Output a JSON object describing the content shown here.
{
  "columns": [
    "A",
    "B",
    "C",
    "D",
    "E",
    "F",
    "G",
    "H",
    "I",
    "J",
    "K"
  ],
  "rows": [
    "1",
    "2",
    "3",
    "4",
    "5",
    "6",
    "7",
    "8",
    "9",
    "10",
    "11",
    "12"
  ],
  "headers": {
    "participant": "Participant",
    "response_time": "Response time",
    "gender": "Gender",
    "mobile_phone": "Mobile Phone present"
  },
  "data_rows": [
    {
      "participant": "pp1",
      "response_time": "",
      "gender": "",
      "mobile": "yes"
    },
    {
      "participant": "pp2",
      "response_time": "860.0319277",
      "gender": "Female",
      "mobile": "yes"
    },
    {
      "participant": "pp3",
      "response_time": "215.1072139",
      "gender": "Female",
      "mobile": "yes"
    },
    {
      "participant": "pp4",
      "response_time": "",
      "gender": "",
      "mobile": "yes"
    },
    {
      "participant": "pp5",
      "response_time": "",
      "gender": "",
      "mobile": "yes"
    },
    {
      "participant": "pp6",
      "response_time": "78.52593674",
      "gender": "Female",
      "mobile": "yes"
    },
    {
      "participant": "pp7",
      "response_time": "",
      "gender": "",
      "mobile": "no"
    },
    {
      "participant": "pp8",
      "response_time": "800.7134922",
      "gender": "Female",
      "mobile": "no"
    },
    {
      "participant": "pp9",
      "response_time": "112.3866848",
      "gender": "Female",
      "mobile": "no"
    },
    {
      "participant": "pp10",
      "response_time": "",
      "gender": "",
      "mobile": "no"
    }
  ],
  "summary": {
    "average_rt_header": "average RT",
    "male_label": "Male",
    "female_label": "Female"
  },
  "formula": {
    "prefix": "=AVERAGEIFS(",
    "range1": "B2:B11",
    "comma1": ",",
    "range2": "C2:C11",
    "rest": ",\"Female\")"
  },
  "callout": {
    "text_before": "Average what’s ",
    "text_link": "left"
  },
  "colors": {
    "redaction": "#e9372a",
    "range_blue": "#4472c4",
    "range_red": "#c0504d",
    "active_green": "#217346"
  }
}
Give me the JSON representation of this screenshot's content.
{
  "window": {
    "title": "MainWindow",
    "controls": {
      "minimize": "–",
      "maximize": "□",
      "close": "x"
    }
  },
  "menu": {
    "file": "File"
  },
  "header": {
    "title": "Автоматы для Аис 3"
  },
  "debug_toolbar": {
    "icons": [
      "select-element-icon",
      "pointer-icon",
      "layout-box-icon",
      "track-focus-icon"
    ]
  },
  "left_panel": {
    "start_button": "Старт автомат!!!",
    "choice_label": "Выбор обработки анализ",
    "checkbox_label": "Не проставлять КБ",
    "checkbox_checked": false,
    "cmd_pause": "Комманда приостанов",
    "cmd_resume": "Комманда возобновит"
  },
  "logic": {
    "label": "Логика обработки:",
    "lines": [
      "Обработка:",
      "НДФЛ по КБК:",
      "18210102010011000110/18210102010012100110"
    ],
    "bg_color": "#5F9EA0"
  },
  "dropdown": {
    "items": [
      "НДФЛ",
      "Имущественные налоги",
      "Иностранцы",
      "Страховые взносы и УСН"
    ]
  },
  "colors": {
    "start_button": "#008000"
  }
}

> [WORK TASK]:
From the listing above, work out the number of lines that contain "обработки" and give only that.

> [SOLUTION TO THIS EXERCISE]:
2